Paige Marta Skiba has received capital from the nationwide Science Foundation, Russell Sage Foundation, Burch Center for Tax Policy and Public Finance, Horowitz Foundation for Social Policy and National Conference of Bankruptcy Judges
Vanderbilt University provides money as a founding partner for the Conversation US.
The discussion UK gets funding from all of these organisations
Among the lending that is few open to the indegent may quickly evaporate if a fresh guideline proposed June 2 goes in impact.
The customer Financial Protection Bureau (CFPB) announced the guideline using the purpose of eliminating just just just what it called вЂњdebt trapsвЂќ due to the US$38.5 billion loan market that is payday.
WhatвЂ™s an online payday loan?
The cash advance market, which emerged when you look at the 1990s, involves storefront loan providers supplying tiny loans of the few hundred bucks for you to a couple of weeks for a вЂњfeeвЂќ of 15 % to 20 %. For instance, that loan of $100 for 14 days may cost $20. On an annualized foundation, that amounts to mortgage loan of 520 %.
In return for the bucks, the debtor supplies the lender by having a postdated check or debit authorization.

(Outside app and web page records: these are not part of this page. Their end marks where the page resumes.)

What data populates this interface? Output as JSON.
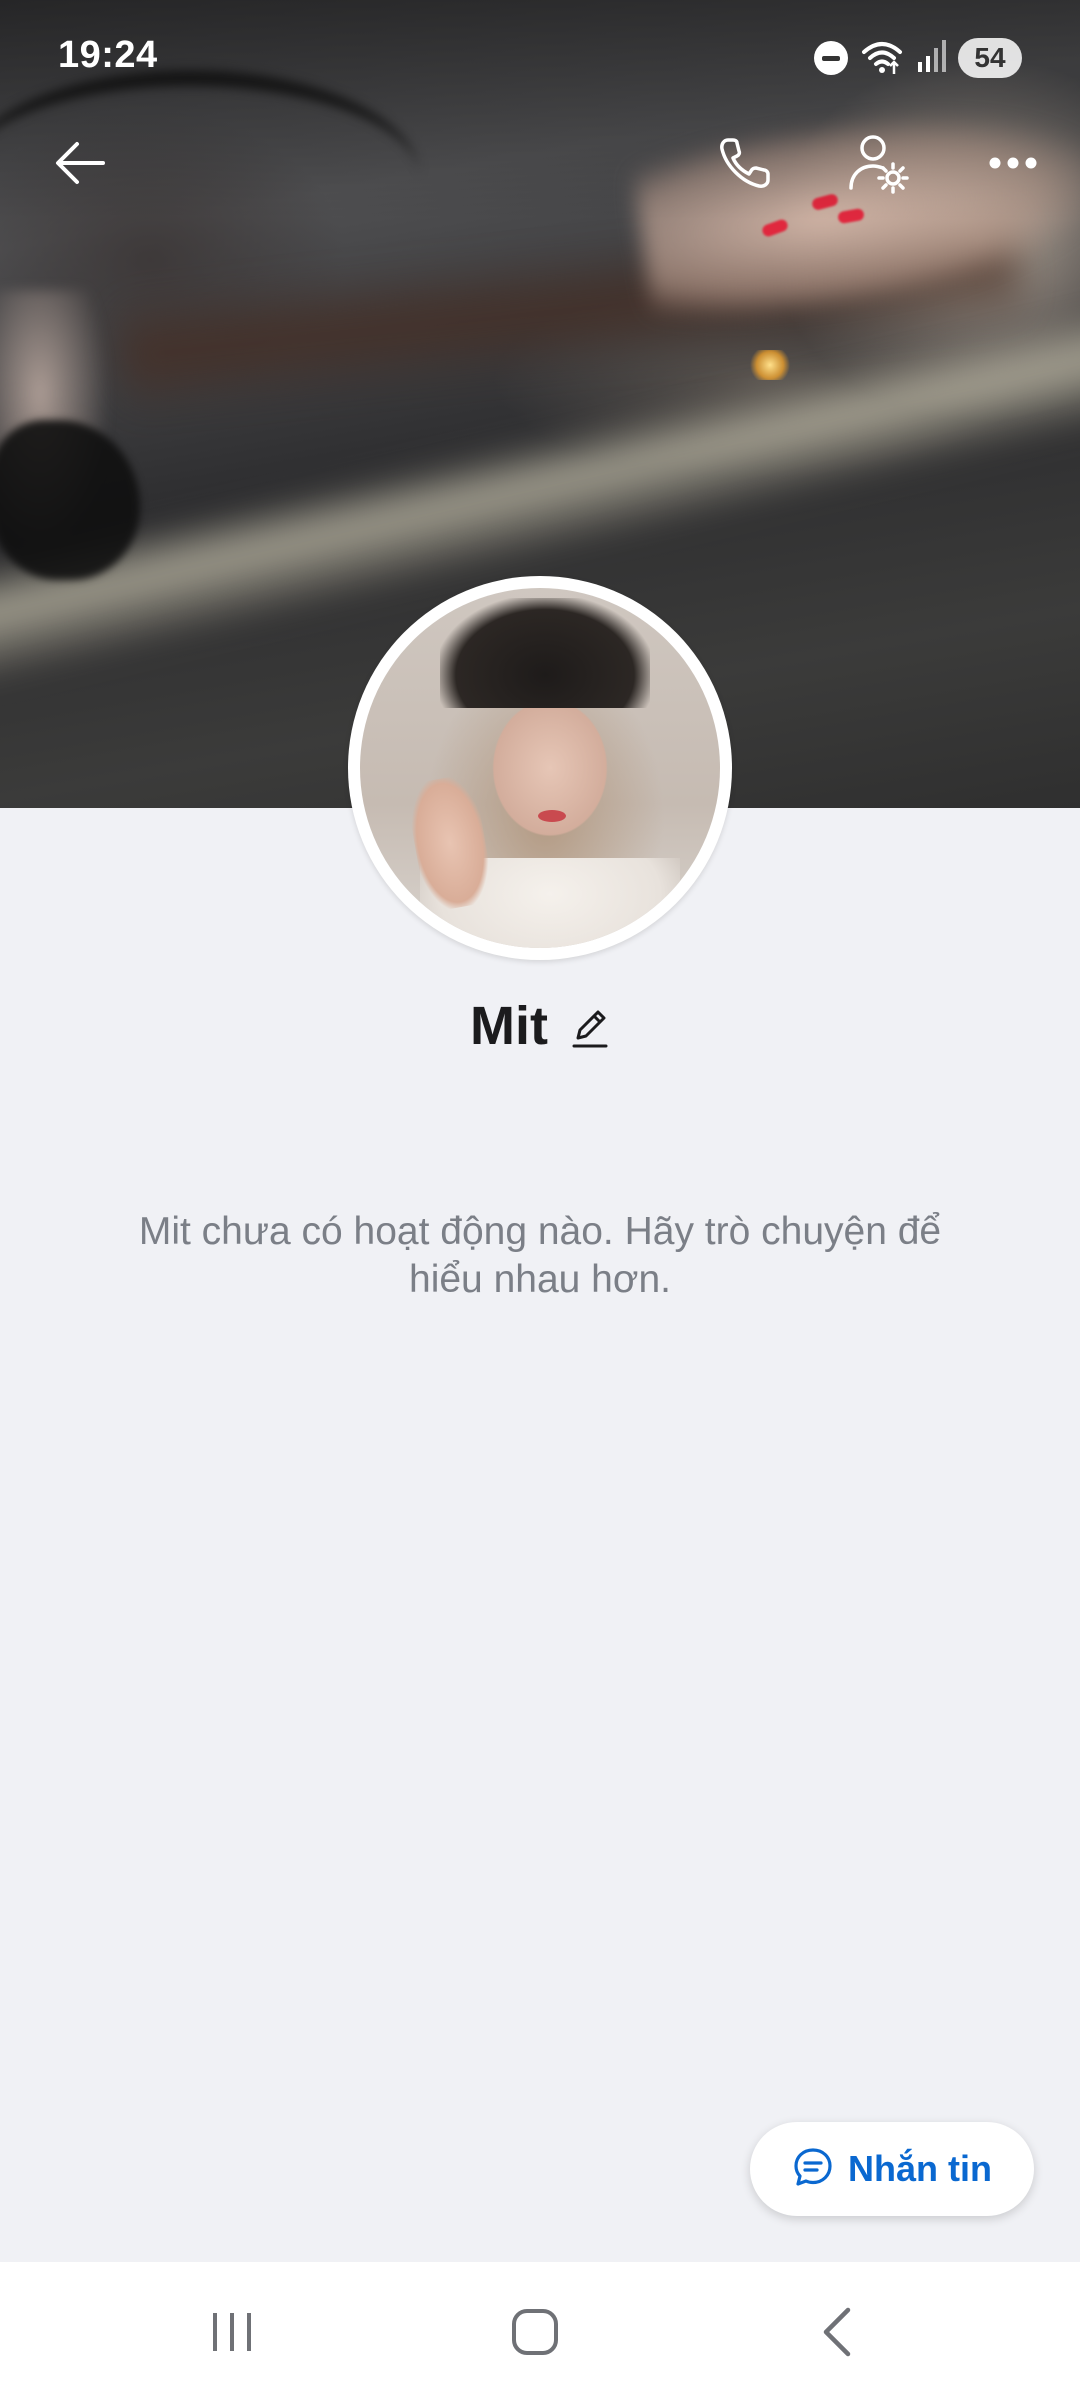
{
  "status_bar": {
    "time": "19:24",
    "battery": "54",
    "icons": [
      "do-not-disturb-icon",
      "wifi-icon",
      "signal-icon"
    ]
  },
  "top_bar": {
    "icons": [
      "back-arrow-icon",
      "phone-icon",
      "user-settings-icon",
      "more-icon"
    ]
  },
  "profile": {
    "name": "Mit",
    "empty_message": "Mit chưa có hoạt động nào. Hãy trò chuyện để hiểu nhau hơn."
  },
  "message_button": {
    "label": "Nhắn tin",
    "icon": "chat-bubble-icon"
  },
  "nav_bar": {
    "icons": [
      "recent-apps-icon",
      "home-icon",
      "back-icon"
    ]
  },
  "colors": {
    "accent": "#0a68d0",
    "background": "#f0f1f5",
    "name_text": "#1b1b1d",
    "secondary_text": "#7b7f87"
  }
}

The lender might roll over the loan to another paydate in exchange for another $20 if a borrower is unable to pay at the end of the term.
As a result of their high interest, quick extent and undeniable fact that one in five result in default, payday advances have traditionally been derided as вЂњpredatoryвЂќ and вЂњabusive,вЂќ making them a prime target for the CFPB considering that the bureau is made because of the Dodd-Frank Act last year.
States have been swift to modify the industry, with 16 and Washington, D.C., banning them outright or imposing caps on costs that basically eradicate the industry. Considering that the CFPB doesn’t have authority to cap fees that payday loan providers charge, their proposed regulations give attention to other areas of the financing model.
Underneath the proposed modifications announced a week ago, loan providers will have to assess a borrowerвЂ™s power to repay, and it also could be harder to вЂњroll overвЂќ loans into brand brand brand new people once they come due вЂ“ an activity that leads to escalating interest expenses.
There’s no concern why these regulations that are new considerably impact the industry. But is that a thing that is good? Will the individuals whom currently rely on payday advances really be better down due to the rules that are new?
In a nutshell, no: The crazy West of high-interest credit items that will result is not good for low-income customers, who desperately require usage of credit.
IвЂ™ve been researching loans that are payday other alternate monetary solutions for fifteen years. Might work has dedicated to three concerns: Why do individuals check out loans that are high-interest? Do you know the consequences of borrowing within these areas? And exactly exactly what should recommended legislation seem like?
The one thing is obvious: interest in fast money by households considered high-risk to loan providers is strong. Stable need for alternate credit sources ensures that whenever regulators target and rein with in one product, other, loosely controlled and options that are often-abusive up in its destination. Need will not just evaporate whenever there are shocks to your supply side of credit areas.
This online installment loans Indiana direct lenders whack-a-mole that is regulatory which moves at a snailвЂ™s pace means lenders can test out credit items for many years, at the cost of customers.
Whom gets a cash advance
Each year about 12 million mostly lower-income people use payday loans. For those who have low incomes and FICO that is low credit, payday advances tend to be the actual only real (albeit very costly) way to get a loan.
My research lays bare the conventional profile of the customer whom turns up to borrow secured on a loan that is payday months or several years of monetary stress from maxing away charge cards, obtaining and being rejected guaranteed and unsecured credit, and failing continually to make financial obligation re re payments on time.
Maybe more stark is really what their fico scores seem like: Payday applicantsвЂ™ mean credit ratings had been below 520 during the time they sent applications for the mortgage, in contrast to a U.S. average of slightly below 700.
Offered these traits, you can easily note that the typical payday borrower just doesn’t have use of cheaper, better credit.
Borrowers can make their very very first day at the payday loan provider away from a logical significance of a few dollars. But mainly because borrowers typically owe up to 50 % of their take-home pay plus interest to their next payday, its obvious just exactly just how hard it’ll be to spend in complete. Postponing complete payment for a future pay date is all too tempting, specially when you take into account that the median stability in a payday borrowersвЂ™ checking accounts had been just $66.